▶ _Source data_:
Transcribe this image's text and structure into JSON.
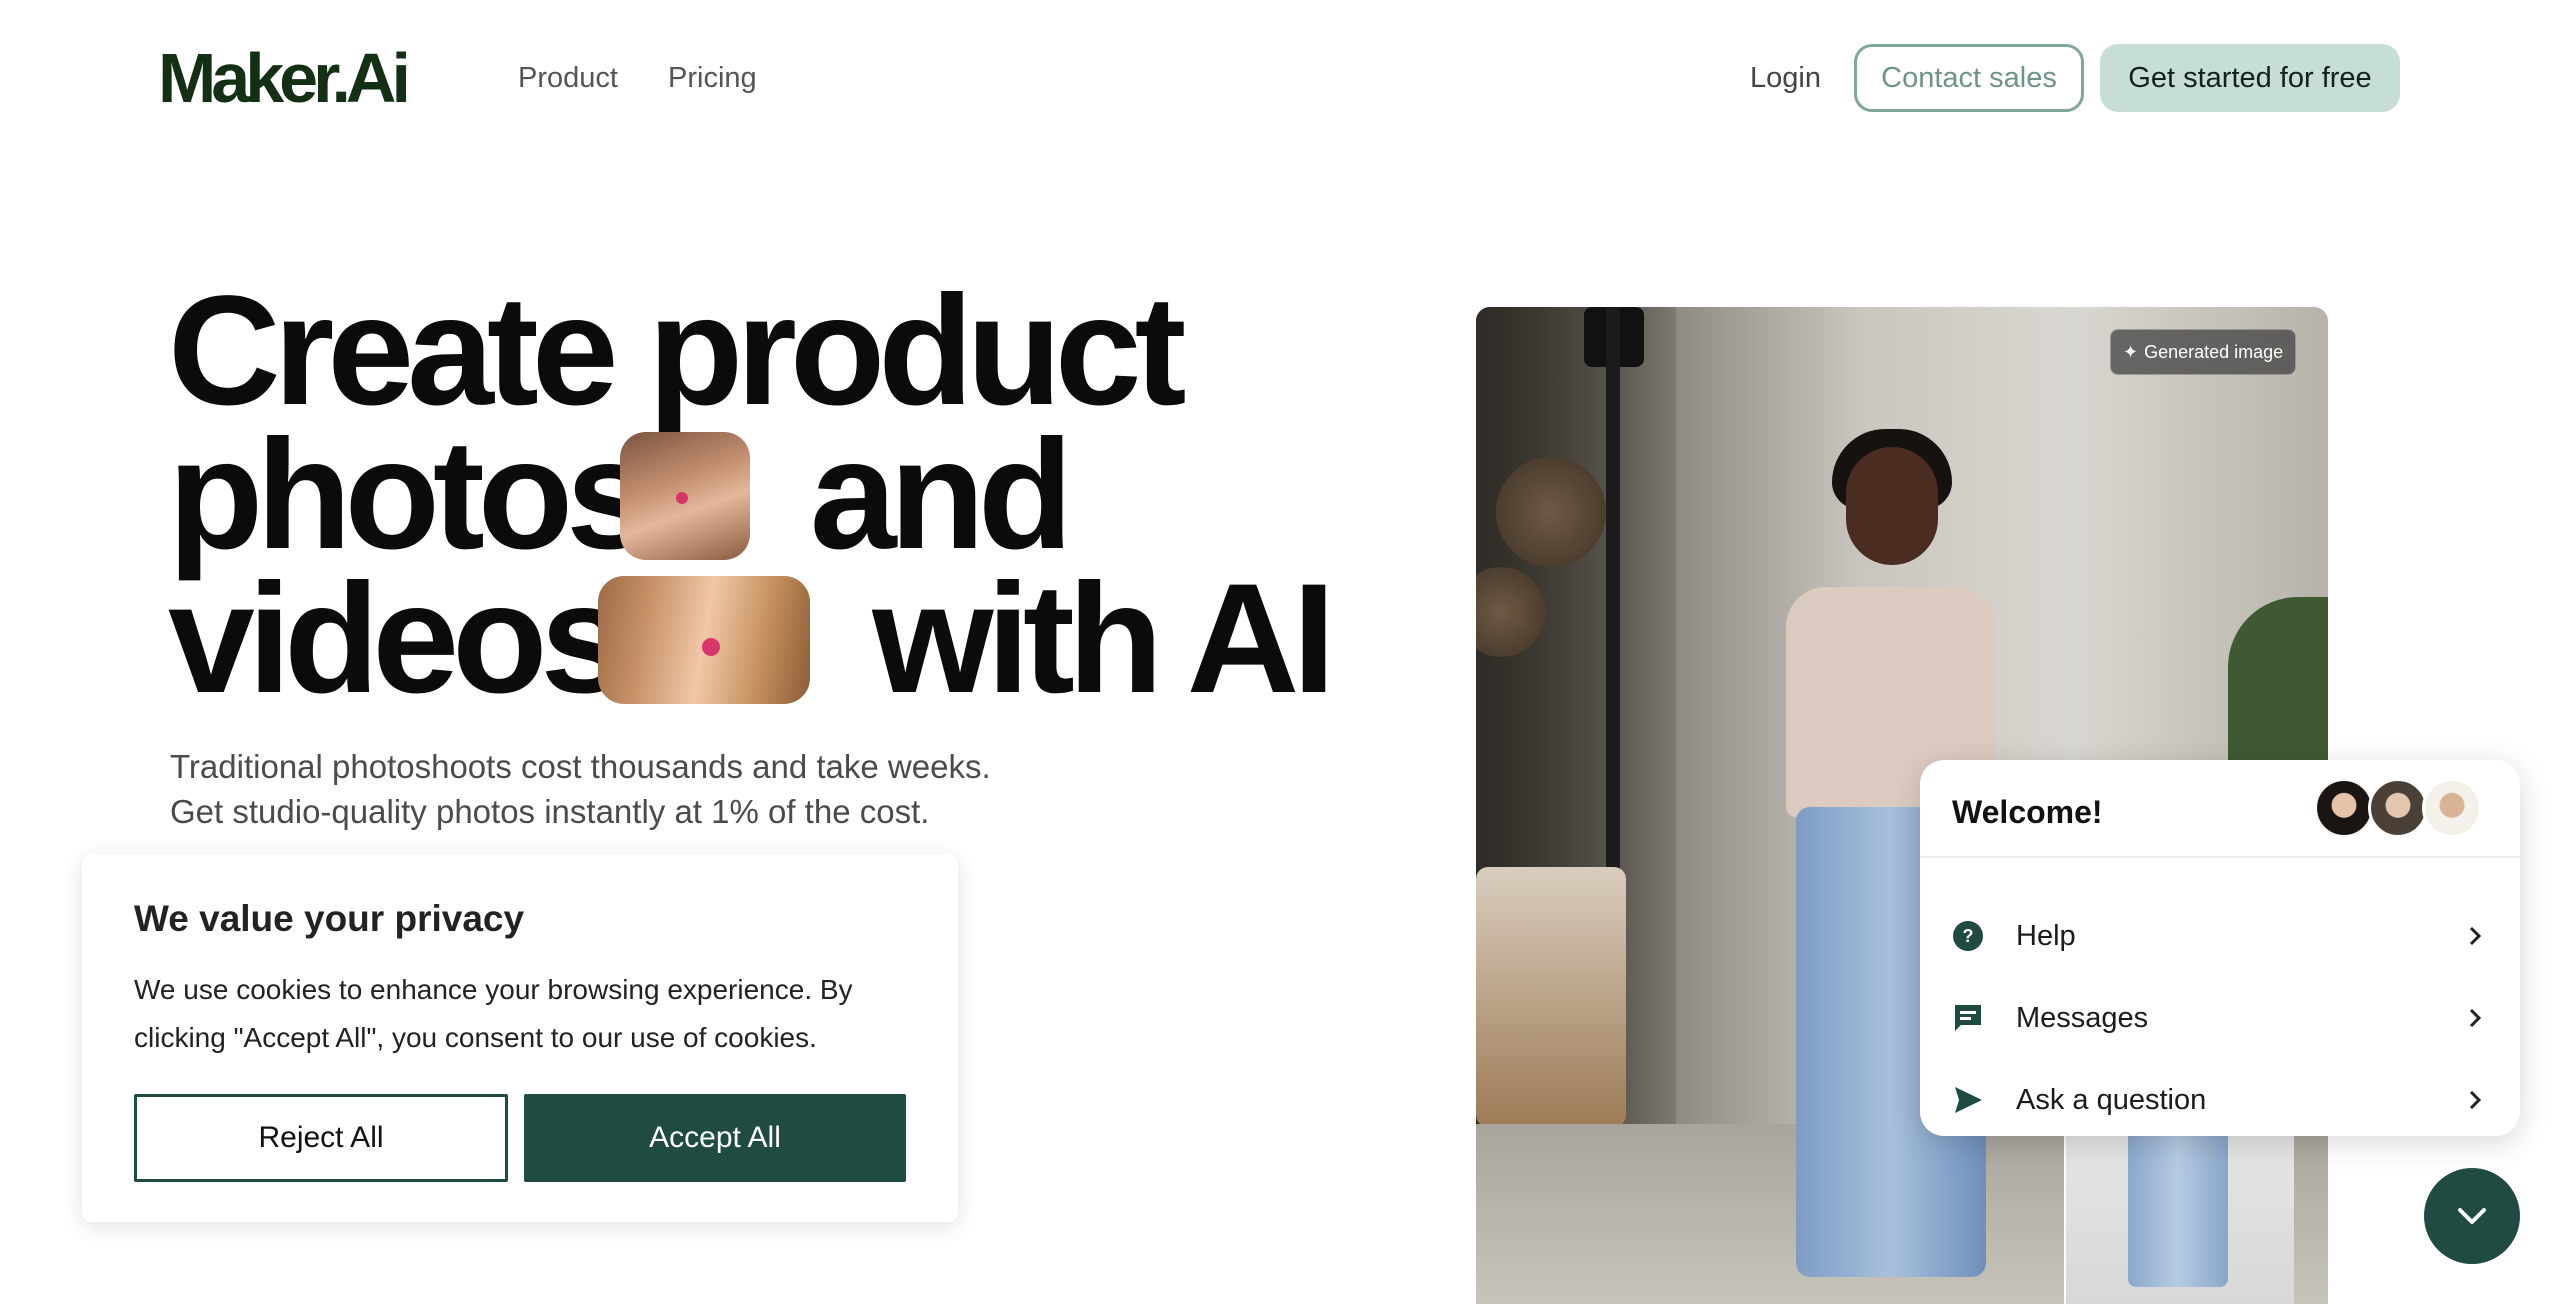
{
  "header": {
    "logo": "Maker.Ai",
    "nav": [
      "Product",
      "Pricing"
    ],
    "login": "Login",
    "contact_sales": "Contact sales",
    "get_started": "Get started for free"
  },
  "hero": {
    "line1": "Create product",
    "line2_a": "photos",
    "line2_b": "and",
    "line3_a": "videos",
    "line3_b": "with AI",
    "subtitle_1": "Traditional photoshoots cost thousands and take weeks.",
    "subtitle_2": "Get studio-quality photos instantly at 1% of the cost.",
    "image_badge": "Generated image"
  },
  "chat": {
    "title": "Welcome!",
    "items": [
      {
        "label": "Help",
        "icon": "help-icon"
      },
      {
        "label": "Messages",
        "icon": "messages-icon"
      },
      {
        "label": "Ask a question",
        "icon": "send-icon"
      }
    ]
  },
  "cookie": {
    "title": "We value your privacy",
    "text": "We use cookies to enhance your browsing experience. By clicking \"Accept All\", you consent to our use of cookies.",
    "reject": "Reject All",
    "accept": "Accept All"
  },
  "colors": {
    "brand_dark": "#1f4b43",
    "logo": "#143014",
    "cta_bg": "#c7ded5",
    "contact_border": "#7fa997"
  }
}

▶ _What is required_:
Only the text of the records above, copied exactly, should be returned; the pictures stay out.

▶ _Problem solution_:
Transcribe this image's text and structure into JSON.
{
  "header": {
    "logo": "Maker.Ai",
    "nav": [
      "Product",
      "Pricing"
    ],
    "login": "Login",
    "contact_sales": "Contact sales",
    "get_started": "Get started for free"
  },
  "hero": {
    "line1": "Create product",
    "line2_a": "photos",
    "line2_b": "and",
    "line3_a": "videos",
    "line3_b": "with AI",
    "subtitle_1": "Traditional photoshoots cost thousands and take weeks.",
    "subtitle_2": "Get studio-quality photos instantly at 1% of the cost.",
    "image_badge": "Generated image"
  },
  "chat": {
    "title": "Welcome!",
    "items": [
      {
        "label": "Help",
        "icon": "help-icon"
      },
      {
        "label": "Messages",
        "icon": "messages-icon"
      },
      {
        "label": "Ask a question",
        "icon": "send-icon"
      }
    ]
  },
  "cookie": {
    "title": "We value your privacy",
    "text": "We use cookies to enhance your browsing experience. By clicking \"Accept All\", you consent to our use of cookies.",
    "reject": "Reject All",
    "accept": "Accept All"
  },
  "colors": {
    "brand_dark": "#1f4b43",
    "logo": "#143014",
    "cta_bg": "#c7ded5",
    "contact_border": "#7fa997"
  }
}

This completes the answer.